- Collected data
┏━━

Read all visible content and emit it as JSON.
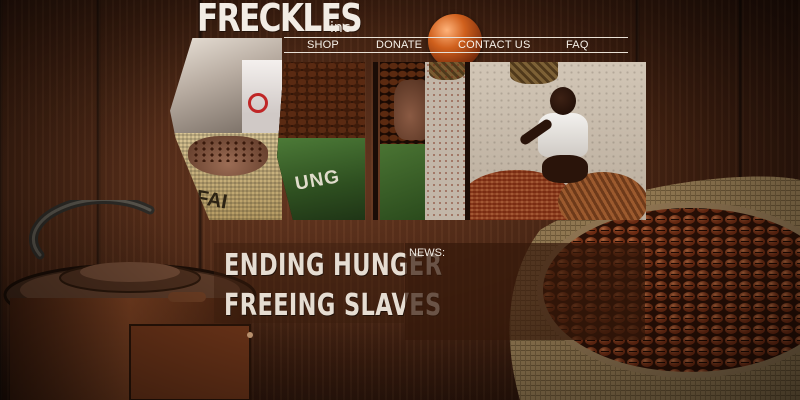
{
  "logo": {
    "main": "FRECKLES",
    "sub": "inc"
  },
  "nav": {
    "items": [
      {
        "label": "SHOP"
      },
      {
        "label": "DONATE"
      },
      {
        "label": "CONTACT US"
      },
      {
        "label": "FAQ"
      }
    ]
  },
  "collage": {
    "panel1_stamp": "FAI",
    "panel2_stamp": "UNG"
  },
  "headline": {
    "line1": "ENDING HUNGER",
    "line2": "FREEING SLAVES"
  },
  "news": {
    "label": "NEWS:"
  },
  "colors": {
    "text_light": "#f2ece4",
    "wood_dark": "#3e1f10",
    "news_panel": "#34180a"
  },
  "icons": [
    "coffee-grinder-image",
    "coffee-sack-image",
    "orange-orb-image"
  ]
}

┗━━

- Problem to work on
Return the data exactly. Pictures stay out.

- Completed exercise
Read all visible content and emit it as JSON.
{
  "logo": {
    "main": "FRECKLES",
    "sub": "inc"
  },
  "nav": {
    "items": [
      {
        "label": "SHOP"
      },
      {
        "label": "DONATE"
      },
      {
        "label": "CONTACT US"
      },
      {
        "label": "FAQ"
      }
    ]
  },
  "collage": {
    "panel1_stamp": "FAI",
    "panel2_stamp": "UNG"
  },
  "headline": {
    "line1": "ENDING HUNGER",
    "line2": "FREEING SLAVES"
  },
  "news": {
    "label": "NEWS:"
  },
  "colors": {
    "text_light": "#f2ece4",
    "wood_dark": "#3e1f10",
    "news_panel": "#34180a"
  },
  "icons": [
    "coffee-grinder-image",
    "coffee-sack-image",
    "orange-orb-image"
  ]
}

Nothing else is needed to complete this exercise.